I grew up in the suburbs. You don’t do anger in the suburbs. Everything is nice and well kept, lawns are mowed, HOA’s ensure our property values don’t decline, we smile at the neighbors we rarely talk to (let alone know the names of), and everyone locks themselves into their safe, isolated enclaves every night. We might venture next door if we need some sugar or an egg, but for the most part everyone stays isolated. I’ll be honest, I’m uncomfortable with anger and violence. Maybe everyone is…I can only speak from my experience. But part of my discomfort with it is my lack of exposure to it and knowing how to properly handle it. Just like a gun, anger is a tool that needs to be treated with a great deal of respect and care, and one needs to be trained in how to handle it.

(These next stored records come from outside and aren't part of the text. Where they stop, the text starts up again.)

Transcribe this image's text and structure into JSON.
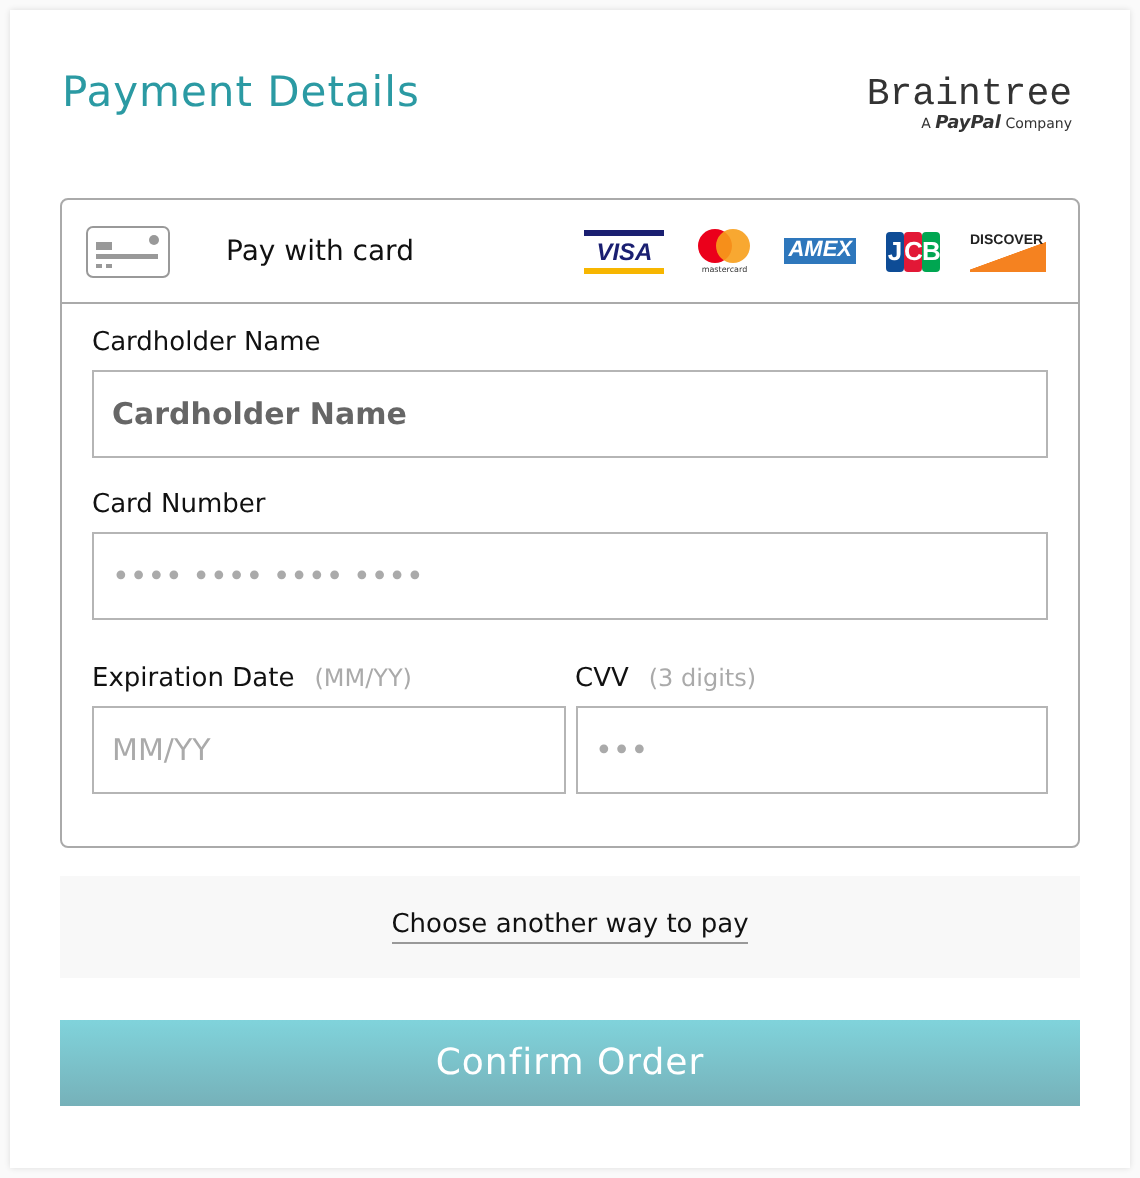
{
  "title": "Payment Details",
  "logo": {
    "name": "Braintree",
    "tagline": "A **PayPal** Company"
  },
  "method": {
    "label": "Pay with card",
    "brands": [
      {
        "kind": "visa",
        "label": "VISA"
      },
      {
        "kind": "mastercard",
        "label": "mastercard"
      },
      {
        "kind": "amex",
        "label": "AMEX"
      },
      {
        "kind": "jcb",
        "label": "JCB"
      },
      {
        "kind": "discover",
        "label": "DISCOVER"
      }
    ]
  },
  "fields": [
    {
      "label": "Cardholder Name",
      "value": "Cardholder Name"
    },
    {
      "label": "Card Number",
      "placeholder": "•••• •••• •••• ••••"
    }
  ],
  "row_fields": [
    {
      "label": "Expiration Date",
      "hint": "(MM/YY)",
      "placeholder": "MM/YY"
    },
    {
      "label": "CVV",
      "hint": "(3 digits)",
      "placeholder": "•••"
    }
  ],
  "other_way_link": "Choose another way to pay",
  "confirm_button": "Confirm Order"
}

Yesterday, the day after this latest shooting occurred, we were navigating all the normal things like making cookies for one of our kids’ birthdays, sacrificing time from an overburdened schedule for PTA meetings, and trying to field all of the responsibilities that come with owning pets and businesses and just generally being a human being. It felt so frivolous to do those simple, everyday things when such a tragedy had occurred. But I was also reminded of how counter-intuitive reality often is. If these events are just further evidence of the fabric of our society pulling apart at the seams, then perhaps the very best thing each of us can do RIGHT NOW is to invest in our communities to make them the kinds of places that are less and less likely for these kinds of tragedies to happen. Maybe we can work to creating a society that feels less compelled to need so many guns. Every community needs to take responsibility for itself and its residents. Each of us needs to take responsibility for our neighbors. If the fabric of society is ripping at the seams, it falls on us to mend it.

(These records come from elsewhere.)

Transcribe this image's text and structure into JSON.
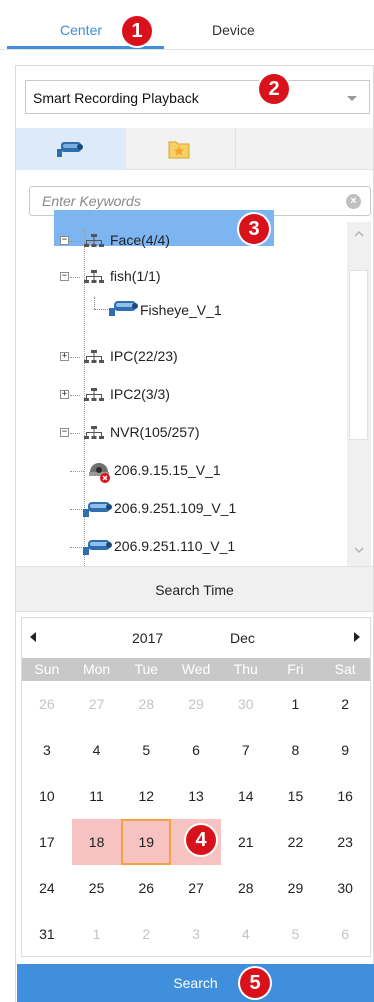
{
  "tabs": {
    "center": "Center",
    "device": "Device"
  },
  "mode_select": {
    "value": "Smart Recording Playback"
  },
  "icon_tabs": {
    "camera": "camera-icon",
    "favorites": "favorites-folder-icon"
  },
  "search": {
    "placeholder": "Enter Keywords"
  },
  "tree": {
    "nodes": [
      {
        "label": "Face(4/4)",
        "type": "org"
      },
      {
        "label": "fish(1/1)",
        "type": "org"
      },
      {
        "label": "Fisheye_V_1",
        "type": "camera",
        "selected": true
      },
      {
        "label": "IPC(22/23)",
        "type": "org"
      },
      {
        "label": "IPC2(3/3)",
        "type": "org"
      },
      {
        "label": "NVR(105/257)",
        "type": "org"
      },
      {
        "label": "206.9.15.15_V_1",
        "type": "camera-offline"
      },
      {
        "label": "206.9.251.109_V_1",
        "type": "camera"
      },
      {
        "label": "206.9.251.110_V_1",
        "type": "camera"
      }
    ]
  },
  "search_time": {
    "label": "Search Time"
  },
  "calendar": {
    "year": "2017",
    "month": "Dec",
    "weekdays": [
      "Sun",
      "Mon",
      "Tue",
      "Wed",
      "Thu",
      "Fri",
      "Sat"
    ],
    "weeks": [
      [
        "26",
        "27",
        "28",
        "29",
        "30",
        "1",
        "2"
      ],
      [
        "3",
        "4",
        "5",
        "6",
        "7",
        "8",
        "9"
      ],
      [
        "10",
        "11",
        "12",
        "13",
        "14",
        "15",
        "16"
      ],
      [
        "17",
        "18",
        "19",
        "20",
        "21",
        "22",
        "23"
      ],
      [
        "24",
        "25",
        "26",
        "27",
        "28",
        "29",
        "30"
      ],
      [
        "31",
        "1",
        "2",
        "3",
        "4",
        "5",
        "6"
      ]
    ],
    "selected_day": "19",
    "highlighted_days": [
      "18",
      "19",
      "20"
    ]
  },
  "search_button": {
    "label": "Search"
  },
  "callouts": [
    "1",
    "2",
    "3",
    "4",
    "5"
  ],
  "colors": {
    "accent": "#3f8fdc",
    "selection": "#7db5f0",
    "highlight": "#f7c2c2",
    "today_border": "#f1a344",
    "badge": "#d9111b"
  }
}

Emotional intelligence, empathy, vulnerability, connection: these are the things when practiced in greater depth by all of us that could lessen the occurrence of these horrible events.

What actions do each of us need to take, what responsibilities to each other do we need to take more seriously to create the kind of society that makes these tragedies less likely? It falls to us, and it is possible.

What kind of questions should we be asking? How about “what kind of cookies do you like?”